It may only be 3.5 millimeters, but getting rid of the headphone jack marks a big move toward a wireless future, a future that Apple is obviously trying to bring about.
It reminds me of when they changed the iPhone’s 30-pin connector to the Lighting port. Sure, those fugly speaker docks went out of style pretty quickly. But what’s interesting is that the audio companies didn’t replace them with Lightning speaker docks. Instead they all went wireless. And we went from this [fugly speaker dock] to this [beautiful wireless speaker]. So if you’re a company that makes corded headphones, your might want to get onto wireless. And you probably should’ve gotten started yesterday. That’s how the future works around here.
This won’t be the first time that Apple has abruptly gotten rid of a popular yet subpar technology. The floppy drive? The DVD drive? Adobe Flash? Sure, killing these off may have seemed like selfish moves at first, but they’re now used as classic examples of Apple’s innovative spirit. And Apple’s innovation will actually push crappy headphone companies to make better products, too. And through all this, Apple is willing to take the heat in order for all consumer electronics to get with the times. Or at least catch up to this century.
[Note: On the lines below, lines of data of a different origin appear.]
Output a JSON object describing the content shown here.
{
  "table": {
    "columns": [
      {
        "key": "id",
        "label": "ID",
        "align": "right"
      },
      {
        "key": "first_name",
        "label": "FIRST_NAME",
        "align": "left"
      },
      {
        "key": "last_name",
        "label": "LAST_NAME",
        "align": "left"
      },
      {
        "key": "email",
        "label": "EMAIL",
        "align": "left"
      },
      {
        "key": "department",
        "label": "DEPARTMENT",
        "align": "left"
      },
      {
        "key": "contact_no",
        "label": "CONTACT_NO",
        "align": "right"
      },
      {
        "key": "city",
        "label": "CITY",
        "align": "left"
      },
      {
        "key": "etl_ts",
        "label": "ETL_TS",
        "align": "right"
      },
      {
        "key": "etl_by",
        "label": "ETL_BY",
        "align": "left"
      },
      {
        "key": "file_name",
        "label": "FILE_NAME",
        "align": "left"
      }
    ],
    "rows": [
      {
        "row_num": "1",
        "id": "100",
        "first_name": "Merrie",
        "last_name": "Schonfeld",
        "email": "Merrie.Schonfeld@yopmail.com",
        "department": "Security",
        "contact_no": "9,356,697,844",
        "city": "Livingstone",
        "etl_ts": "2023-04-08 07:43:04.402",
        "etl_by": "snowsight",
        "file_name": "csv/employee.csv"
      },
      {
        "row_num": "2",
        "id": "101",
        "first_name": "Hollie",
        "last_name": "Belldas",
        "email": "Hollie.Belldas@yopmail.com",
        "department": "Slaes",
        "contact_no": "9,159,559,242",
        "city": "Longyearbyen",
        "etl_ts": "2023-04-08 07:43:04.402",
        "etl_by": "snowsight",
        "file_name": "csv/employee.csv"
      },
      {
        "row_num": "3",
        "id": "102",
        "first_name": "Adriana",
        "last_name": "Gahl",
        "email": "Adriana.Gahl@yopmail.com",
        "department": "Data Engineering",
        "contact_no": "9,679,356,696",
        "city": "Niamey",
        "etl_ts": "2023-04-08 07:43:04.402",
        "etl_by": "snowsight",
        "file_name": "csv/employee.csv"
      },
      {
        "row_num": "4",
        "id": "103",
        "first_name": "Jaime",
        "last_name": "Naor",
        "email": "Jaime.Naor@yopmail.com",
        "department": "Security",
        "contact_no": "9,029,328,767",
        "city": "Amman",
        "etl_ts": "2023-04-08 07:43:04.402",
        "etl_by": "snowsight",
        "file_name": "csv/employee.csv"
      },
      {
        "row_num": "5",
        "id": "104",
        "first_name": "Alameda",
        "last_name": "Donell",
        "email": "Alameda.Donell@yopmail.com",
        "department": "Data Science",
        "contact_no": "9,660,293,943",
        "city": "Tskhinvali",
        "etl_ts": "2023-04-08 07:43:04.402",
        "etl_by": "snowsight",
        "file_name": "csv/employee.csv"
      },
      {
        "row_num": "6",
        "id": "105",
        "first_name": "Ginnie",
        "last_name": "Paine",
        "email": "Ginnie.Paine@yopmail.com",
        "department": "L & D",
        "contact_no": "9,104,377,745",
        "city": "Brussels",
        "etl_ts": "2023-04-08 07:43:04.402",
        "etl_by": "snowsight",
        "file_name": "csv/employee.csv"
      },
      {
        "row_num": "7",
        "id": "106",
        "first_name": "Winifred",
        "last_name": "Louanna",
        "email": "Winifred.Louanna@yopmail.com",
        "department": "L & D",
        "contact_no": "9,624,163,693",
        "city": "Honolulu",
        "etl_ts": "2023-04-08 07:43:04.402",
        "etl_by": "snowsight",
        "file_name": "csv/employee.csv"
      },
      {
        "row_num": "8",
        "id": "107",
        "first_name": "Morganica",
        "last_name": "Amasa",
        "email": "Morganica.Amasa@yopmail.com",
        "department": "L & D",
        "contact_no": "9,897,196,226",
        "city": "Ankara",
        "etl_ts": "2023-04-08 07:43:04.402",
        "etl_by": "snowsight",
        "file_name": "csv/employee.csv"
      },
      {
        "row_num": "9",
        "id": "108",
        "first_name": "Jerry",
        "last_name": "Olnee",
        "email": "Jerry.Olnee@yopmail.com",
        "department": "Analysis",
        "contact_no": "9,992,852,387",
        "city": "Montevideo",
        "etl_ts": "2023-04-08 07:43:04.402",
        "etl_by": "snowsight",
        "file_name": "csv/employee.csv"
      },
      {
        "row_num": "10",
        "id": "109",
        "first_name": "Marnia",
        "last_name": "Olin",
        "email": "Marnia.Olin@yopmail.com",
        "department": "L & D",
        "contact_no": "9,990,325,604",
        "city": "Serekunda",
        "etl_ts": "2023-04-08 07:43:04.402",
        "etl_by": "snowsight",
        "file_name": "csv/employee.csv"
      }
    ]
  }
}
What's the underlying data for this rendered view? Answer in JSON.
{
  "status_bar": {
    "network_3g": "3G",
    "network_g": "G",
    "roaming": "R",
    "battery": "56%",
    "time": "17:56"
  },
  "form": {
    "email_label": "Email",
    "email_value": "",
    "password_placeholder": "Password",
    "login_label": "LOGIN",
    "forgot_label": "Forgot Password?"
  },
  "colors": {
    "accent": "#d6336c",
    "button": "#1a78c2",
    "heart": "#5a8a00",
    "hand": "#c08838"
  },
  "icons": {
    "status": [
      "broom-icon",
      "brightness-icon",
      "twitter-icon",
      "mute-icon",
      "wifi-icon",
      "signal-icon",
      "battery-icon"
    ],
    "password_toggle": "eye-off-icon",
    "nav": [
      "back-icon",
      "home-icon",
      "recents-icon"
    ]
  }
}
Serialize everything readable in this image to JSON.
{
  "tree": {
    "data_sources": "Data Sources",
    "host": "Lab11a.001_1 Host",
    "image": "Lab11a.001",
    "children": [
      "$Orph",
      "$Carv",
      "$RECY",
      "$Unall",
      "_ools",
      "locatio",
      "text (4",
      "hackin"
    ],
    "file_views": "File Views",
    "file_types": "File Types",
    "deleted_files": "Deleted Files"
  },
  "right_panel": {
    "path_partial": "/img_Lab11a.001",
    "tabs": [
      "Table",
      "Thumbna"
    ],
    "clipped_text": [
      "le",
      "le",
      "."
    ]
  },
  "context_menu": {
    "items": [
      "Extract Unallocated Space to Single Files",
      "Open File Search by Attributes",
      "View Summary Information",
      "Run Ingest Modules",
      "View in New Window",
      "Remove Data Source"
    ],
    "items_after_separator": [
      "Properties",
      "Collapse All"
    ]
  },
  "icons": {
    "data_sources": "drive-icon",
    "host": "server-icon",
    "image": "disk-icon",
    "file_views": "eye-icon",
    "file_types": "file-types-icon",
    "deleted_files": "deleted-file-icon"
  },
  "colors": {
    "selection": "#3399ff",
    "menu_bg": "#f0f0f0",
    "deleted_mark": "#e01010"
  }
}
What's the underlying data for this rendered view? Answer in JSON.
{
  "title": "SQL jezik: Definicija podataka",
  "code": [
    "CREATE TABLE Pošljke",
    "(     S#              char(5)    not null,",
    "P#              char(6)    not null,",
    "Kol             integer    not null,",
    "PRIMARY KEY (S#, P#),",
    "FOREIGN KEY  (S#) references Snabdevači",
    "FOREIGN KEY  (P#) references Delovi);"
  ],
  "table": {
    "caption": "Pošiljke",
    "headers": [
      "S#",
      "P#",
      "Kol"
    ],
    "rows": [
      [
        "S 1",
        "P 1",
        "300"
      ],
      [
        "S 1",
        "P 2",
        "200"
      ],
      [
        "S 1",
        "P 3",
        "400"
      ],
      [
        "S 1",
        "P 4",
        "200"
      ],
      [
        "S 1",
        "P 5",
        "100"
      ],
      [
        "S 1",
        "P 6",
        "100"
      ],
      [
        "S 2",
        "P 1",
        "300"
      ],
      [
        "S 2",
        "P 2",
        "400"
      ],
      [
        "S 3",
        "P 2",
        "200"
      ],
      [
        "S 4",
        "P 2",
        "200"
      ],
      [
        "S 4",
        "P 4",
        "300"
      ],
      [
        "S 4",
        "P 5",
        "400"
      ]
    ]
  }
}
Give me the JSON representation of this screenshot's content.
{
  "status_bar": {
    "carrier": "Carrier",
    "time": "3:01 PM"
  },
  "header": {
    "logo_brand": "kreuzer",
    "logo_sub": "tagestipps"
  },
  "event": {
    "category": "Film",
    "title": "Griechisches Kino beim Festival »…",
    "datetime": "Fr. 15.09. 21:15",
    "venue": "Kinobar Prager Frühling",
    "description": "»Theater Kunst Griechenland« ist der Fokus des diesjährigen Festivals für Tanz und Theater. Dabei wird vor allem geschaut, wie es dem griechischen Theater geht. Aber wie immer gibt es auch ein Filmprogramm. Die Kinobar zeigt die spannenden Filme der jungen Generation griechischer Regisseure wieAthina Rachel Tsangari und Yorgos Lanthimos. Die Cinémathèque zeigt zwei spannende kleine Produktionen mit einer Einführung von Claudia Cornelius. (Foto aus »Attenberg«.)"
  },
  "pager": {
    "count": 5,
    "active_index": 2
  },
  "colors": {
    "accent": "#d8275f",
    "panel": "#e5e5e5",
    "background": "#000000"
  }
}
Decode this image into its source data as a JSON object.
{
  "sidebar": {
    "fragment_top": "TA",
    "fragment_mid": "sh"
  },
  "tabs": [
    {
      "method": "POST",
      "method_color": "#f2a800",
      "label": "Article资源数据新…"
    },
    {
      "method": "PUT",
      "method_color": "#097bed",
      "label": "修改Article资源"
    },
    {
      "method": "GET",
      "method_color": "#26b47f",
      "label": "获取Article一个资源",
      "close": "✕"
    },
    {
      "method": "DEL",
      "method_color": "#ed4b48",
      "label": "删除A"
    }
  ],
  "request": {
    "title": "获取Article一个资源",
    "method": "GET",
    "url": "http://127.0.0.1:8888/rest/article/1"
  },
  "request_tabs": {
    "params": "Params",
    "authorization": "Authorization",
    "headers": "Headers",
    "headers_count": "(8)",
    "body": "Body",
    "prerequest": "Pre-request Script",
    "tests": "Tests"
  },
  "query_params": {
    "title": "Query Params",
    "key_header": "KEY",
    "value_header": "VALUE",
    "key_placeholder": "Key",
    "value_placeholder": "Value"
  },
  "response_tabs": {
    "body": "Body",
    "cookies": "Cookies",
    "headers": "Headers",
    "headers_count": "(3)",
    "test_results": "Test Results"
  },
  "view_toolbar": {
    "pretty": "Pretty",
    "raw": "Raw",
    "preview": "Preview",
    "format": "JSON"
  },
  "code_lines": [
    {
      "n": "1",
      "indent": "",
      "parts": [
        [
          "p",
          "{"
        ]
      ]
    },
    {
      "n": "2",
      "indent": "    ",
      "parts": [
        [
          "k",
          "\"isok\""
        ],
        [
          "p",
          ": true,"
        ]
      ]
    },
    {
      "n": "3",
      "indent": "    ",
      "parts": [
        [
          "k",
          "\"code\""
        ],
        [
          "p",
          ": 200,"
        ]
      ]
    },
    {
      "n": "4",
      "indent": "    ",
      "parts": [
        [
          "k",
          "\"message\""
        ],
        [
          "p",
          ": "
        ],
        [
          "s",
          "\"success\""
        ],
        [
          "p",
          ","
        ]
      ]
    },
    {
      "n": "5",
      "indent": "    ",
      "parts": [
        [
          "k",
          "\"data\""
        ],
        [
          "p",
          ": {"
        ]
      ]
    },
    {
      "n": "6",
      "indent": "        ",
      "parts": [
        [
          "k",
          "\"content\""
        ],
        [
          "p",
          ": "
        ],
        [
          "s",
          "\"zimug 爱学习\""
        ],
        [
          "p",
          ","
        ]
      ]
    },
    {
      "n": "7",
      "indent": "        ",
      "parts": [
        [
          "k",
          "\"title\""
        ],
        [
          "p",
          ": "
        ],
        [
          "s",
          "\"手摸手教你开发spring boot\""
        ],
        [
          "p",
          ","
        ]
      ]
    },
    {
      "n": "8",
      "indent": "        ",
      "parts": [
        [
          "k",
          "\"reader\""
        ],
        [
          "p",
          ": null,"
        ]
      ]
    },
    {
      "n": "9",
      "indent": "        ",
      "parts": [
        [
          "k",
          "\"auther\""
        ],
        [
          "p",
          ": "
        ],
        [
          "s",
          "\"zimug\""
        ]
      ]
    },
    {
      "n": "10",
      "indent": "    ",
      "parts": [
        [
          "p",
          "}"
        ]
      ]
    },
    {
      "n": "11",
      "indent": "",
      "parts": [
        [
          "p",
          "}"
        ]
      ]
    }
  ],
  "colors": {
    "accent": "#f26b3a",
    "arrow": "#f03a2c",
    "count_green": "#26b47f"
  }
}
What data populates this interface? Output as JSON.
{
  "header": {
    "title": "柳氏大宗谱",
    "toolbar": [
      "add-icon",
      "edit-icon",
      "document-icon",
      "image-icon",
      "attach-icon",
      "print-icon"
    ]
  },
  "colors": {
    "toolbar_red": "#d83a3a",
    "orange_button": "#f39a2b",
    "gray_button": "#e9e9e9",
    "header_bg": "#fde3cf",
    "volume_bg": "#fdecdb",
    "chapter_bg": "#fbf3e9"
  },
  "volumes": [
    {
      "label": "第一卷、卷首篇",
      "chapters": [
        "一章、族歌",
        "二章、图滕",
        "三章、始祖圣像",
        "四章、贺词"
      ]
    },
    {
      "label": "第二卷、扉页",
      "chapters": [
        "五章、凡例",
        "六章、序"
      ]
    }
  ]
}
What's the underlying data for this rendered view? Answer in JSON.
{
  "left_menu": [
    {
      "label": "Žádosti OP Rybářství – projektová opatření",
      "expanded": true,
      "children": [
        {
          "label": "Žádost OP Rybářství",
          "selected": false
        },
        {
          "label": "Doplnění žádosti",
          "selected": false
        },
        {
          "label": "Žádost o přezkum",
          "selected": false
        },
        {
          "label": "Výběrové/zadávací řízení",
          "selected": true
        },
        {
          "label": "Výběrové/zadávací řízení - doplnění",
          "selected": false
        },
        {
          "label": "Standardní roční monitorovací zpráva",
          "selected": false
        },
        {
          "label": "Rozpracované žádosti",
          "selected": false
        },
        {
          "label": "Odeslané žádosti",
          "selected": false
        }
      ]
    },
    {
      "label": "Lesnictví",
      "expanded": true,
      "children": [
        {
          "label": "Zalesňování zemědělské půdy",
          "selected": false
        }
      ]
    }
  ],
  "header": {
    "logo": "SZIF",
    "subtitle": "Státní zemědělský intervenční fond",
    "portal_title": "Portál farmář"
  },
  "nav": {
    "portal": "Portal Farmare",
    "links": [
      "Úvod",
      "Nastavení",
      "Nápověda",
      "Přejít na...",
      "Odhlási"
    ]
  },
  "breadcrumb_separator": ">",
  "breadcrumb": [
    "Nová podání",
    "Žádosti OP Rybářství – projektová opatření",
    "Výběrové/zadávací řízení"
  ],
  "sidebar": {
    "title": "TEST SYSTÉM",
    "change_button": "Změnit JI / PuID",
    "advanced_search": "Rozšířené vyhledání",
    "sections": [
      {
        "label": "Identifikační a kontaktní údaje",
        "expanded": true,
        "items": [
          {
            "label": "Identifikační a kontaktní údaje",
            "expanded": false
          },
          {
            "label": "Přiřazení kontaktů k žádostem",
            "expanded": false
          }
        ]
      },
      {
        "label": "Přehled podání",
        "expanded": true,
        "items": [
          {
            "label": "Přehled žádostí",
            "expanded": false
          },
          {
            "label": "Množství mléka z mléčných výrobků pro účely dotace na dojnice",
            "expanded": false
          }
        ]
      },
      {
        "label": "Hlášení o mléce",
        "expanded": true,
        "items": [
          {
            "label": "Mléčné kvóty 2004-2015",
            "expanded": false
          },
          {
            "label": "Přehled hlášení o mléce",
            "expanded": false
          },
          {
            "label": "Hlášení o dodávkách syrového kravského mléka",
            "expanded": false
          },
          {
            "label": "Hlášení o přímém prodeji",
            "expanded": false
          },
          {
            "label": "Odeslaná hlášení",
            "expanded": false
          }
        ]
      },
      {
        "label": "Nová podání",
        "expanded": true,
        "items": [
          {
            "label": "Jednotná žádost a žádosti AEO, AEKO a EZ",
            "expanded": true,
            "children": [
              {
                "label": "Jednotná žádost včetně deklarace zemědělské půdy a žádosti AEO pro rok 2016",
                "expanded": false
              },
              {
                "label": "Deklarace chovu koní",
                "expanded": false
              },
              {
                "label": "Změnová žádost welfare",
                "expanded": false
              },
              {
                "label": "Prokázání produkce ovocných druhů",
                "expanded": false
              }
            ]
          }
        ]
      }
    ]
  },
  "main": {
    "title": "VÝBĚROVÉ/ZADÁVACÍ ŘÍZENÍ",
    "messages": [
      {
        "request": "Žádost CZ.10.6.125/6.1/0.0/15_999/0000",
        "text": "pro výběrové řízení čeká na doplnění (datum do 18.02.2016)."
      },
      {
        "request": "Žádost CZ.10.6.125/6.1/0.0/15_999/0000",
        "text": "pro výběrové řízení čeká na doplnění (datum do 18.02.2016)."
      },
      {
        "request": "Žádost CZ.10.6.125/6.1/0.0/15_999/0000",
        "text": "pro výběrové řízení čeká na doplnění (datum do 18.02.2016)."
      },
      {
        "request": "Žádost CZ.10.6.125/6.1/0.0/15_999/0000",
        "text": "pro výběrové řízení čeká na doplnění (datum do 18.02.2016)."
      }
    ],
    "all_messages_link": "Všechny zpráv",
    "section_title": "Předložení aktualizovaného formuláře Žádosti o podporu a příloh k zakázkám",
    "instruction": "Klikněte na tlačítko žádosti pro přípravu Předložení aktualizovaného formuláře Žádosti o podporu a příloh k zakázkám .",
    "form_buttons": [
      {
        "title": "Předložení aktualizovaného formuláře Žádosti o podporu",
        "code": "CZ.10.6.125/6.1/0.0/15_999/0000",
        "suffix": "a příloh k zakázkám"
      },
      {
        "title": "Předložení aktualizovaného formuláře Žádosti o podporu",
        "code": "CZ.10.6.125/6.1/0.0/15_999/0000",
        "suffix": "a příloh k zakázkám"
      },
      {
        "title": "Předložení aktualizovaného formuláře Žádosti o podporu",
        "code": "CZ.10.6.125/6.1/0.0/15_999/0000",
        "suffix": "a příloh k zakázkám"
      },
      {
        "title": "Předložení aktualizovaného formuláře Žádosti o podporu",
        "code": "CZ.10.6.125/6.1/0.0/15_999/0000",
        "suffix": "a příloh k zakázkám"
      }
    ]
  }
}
It’s going to be a little painful, I know, but at some point we’ve got to cut the cord. Next time you want to buy a pair of headphones, just make sure they’re Bluetooth.